Source data >>
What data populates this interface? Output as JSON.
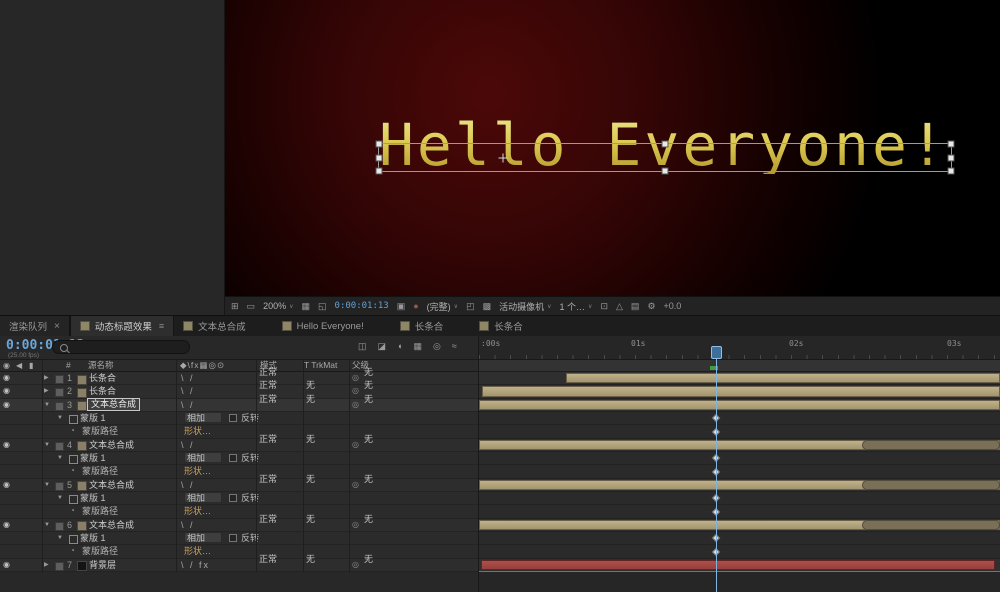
{
  "viewer": {
    "headline": "Hello Everyone!",
    "toolbar": [
      {
        "type": "icon",
        "name": "snap-view-icon",
        "icon": "⊞"
      },
      {
        "type": "icon",
        "name": "screen-mode-icon",
        "icon": "▭"
      },
      {
        "type": "dropdown",
        "name": "magnification-select",
        "label": "200%"
      },
      {
        "type": "icon",
        "name": "grid-guides-icon",
        "icon": "▦"
      },
      {
        "type": "icon",
        "name": "mask-visibility-icon",
        "icon": "◱"
      },
      {
        "type": "time",
        "name": "preview-timecode",
        "label": "0:00:01:13"
      },
      {
        "type": "icon",
        "name": "snapshot-icon",
        "icon": "▣"
      },
      {
        "type": "icon",
        "name": "show-channel-icon",
        "icon": "●",
        "color": "#96564e"
      },
      {
        "type": "dropdown",
        "name": "resolution-select",
        "label": "(完整)"
      },
      {
        "type": "icon",
        "name": "region-of-interest-icon",
        "icon": "◰"
      },
      {
        "type": "icon",
        "name": "transparency-grid-icon",
        "icon": "▩"
      },
      {
        "type": "dropdown",
        "name": "view-select",
        "label": "活动摄像机"
      },
      {
        "type": "dropdown",
        "name": "view-layout-select",
        "label": "1 个…"
      },
      {
        "type": "icon",
        "name": "pixel-aspect-icon",
        "icon": "⊡"
      },
      {
        "type": "icon",
        "name": "fast-previews-icon",
        "icon": "△"
      },
      {
        "type": "icon",
        "name": "timeline-button-icon",
        "icon": "▤"
      },
      {
        "type": "icon",
        "name": "exposure-gear-icon",
        "icon": "⚙"
      },
      {
        "type": "label",
        "name": "exposure-value",
        "label": "+0.0"
      }
    ]
  },
  "tabs": [
    {
      "name": "tab-render-queue",
      "kind": "panel",
      "label": "渲染队列",
      "close": true,
      "active": false
    },
    {
      "name": "tab-comp-title-effect",
      "kind": "comp",
      "label": "动态标题效果",
      "active": true,
      "menu": true
    },
    {
      "name": "tab-comp-text-main",
      "kind": "comp",
      "label": "文本总合成",
      "active": false
    },
    {
      "name": "tab-comp-hello",
      "kind": "comp",
      "label": "Hello Everyone!",
      "active": false
    },
    {
      "name": "tab-comp-bar-1",
      "kind": "comp",
      "label": "长条合",
      "active": false
    },
    {
      "name": "tab-comp-bar-2",
      "kind": "comp",
      "label": "长条合",
      "active": false
    }
  ],
  "timeline": {
    "timecode": "0:00:01:13",
    "fps": "(25.00 fps)",
    "panel_icons": [
      {
        "name": "comp-mini-flowchart-icon",
        "icon": "◫"
      },
      {
        "name": "draft-3d-icon",
        "icon": "◪"
      },
      {
        "name": "hide-shy-icon",
        "icon": "◖"
      },
      {
        "name": "frame-blend-icon",
        "icon": "▦"
      },
      {
        "name": "motion-blur-icon",
        "icon": "◎"
      },
      {
        "name": "graph-editor-icon",
        "icon": "≈"
      }
    ],
    "av_icons": [
      {
        "name": "video-column-icon",
        "icon": "◉"
      },
      {
        "name": "audio-column-icon",
        "icon": "◀"
      },
      {
        "name": "lock-column-icon",
        "icon": "▮"
      }
    ],
    "headers": {
      "number": "#",
      "source": "源名称",
      "switches": "◆\\fx▦◎⊙",
      "mode": "模式",
      "trkmat": "T TrkMat",
      "parent": "父级"
    },
    "ruler_labels": [
      ":00s",
      "01s",
      "02s",
      "03s"
    ],
    "rows": [
      {
        "kind": "layer",
        "num": "1",
        "name": "长条合",
        "icon": "comp",
        "switches": "\\ /",
        "mode": "正常",
        "trkmat": "",
        "parent": "无",
        "expanded": false,
        "bar": {
          "start": 16.7,
          "end": 100,
          "color": "tan"
        }
      },
      {
        "kind": "layer",
        "num": "2",
        "name": "长条合",
        "icon": "comp",
        "switches": "\\ /",
        "mode": "正常",
        "trkmat": "无",
        "parent": "无",
        "expanded": false,
        "bar": {
          "start": 0.6,
          "end": 100,
          "color": "tan"
        }
      },
      {
        "kind": "layer",
        "num": "3",
        "name": "文本总合成",
        "icon": "comp",
        "switches": "\\ /",
        "mode": "正常",
        "trkmat": "无",
        "parent": "无",
        "expanded": true,
        "selected": true,
        "bar": {
          "start": 0,
          "end": 100,
          "color": "tan"
        }
      },
      {
        "kind": "mask",
        "name": "蒙版 1",
        "mode": "相加",
        "inverted": "反转",
        "marker": true
      },
      {
        "kind": "maskprop",
        "name": "蒙版路径",
        "value": "形状…",
        "marker": true
      },
      {
        "kind": "layer",
        "num": "4",
        "name": "文本总合成",
        "icon": "comp",
        "switches": "\\ /",
        "mode": "正常",
        "trkmat": "无",
        "parent": "无",
        "expanded": true,
        "bar": {
          "start": 0,
          "end": 100,
          "color": "tan",
          "cap": [
            73.6,
            100
          ]
        }
      },
      {
        "kind": "mask",
        "name": "蒙版 1",
        "mode": "相加",
        "inverted": "反转",
        "marker": true
      },
      {
        "kind": "maskprop",
        "name": "蒙版路径",
        "value": "形状…",
        "marker": true
      },
      {
        "kind": "layer",
        "num": "5",
        "name": "文本总合成",
        "icon": "comp",
        "switches": "\\ /",
        "mode": "正常",
        "trkmat": "无",
        "parent": "无",
        "expanded": true,
        "bar": {
          "start": 0,
          "end": 100,
          "color": "tan",
          "cap": [
            73.6,
            100
          ]
        }
      },
      {
        "kind": "mask",
        "name": "蒙版 1",
        "mode": "相加",
        "inverted": "反转",
        "marker": true
      },
      {
        "kind": "maskprop",
        "name": "蒙版路径",
        "value": "形状…",
        "marker": true
      },
      {
        "kind": "layer",
        "num": "6",
        "name": "文本总合成",
        "icon": "comp",
        "switches": "\\ /",
        "mode": "正常",
        "trkmat": "无",
        "parent": "无",
        "expanded": true,
        "bar": {
          "start": 0,
          "end": 100,
          "color": "tan",
          "cap": [
            73.6,
            100
          ]
        }
      },
      {
        "kind": "mask",
        "name": "蒙版 1",
        "mode": "相加",
        "inverted": "反转",
        "marker": true
      },
      {
        "kind": "maskprop",
        "name": "蒙版路径",
        "value": "形状…",
        "marker": true
      },
      {
        "kind": "layer",
        "num": "7",
        "name": "背景层",
        "icon": "solid",
        "switches": "\\ / fx",
        "mode": "正常",
        "trkmat": "无",
        "parent": "无",
        "expanded": false,
        "bar": {
          "start": 0.4,
          "end": 99,
          "color": "red"
        }
      }
    ]
  },
  "glyphs": {
    "caret": "∨",
    "collapsed": "▶",
    "expanded": "▼",
    "eye": "◉",
    "pickwhip": "◎",
    "stopwatch": "◔",
    "menu": "≡",
    "close": "×"
  }
}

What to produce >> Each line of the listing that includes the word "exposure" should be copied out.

Reply >>
        "name": "exposure-gear-icon",
        "name": "exposure-value",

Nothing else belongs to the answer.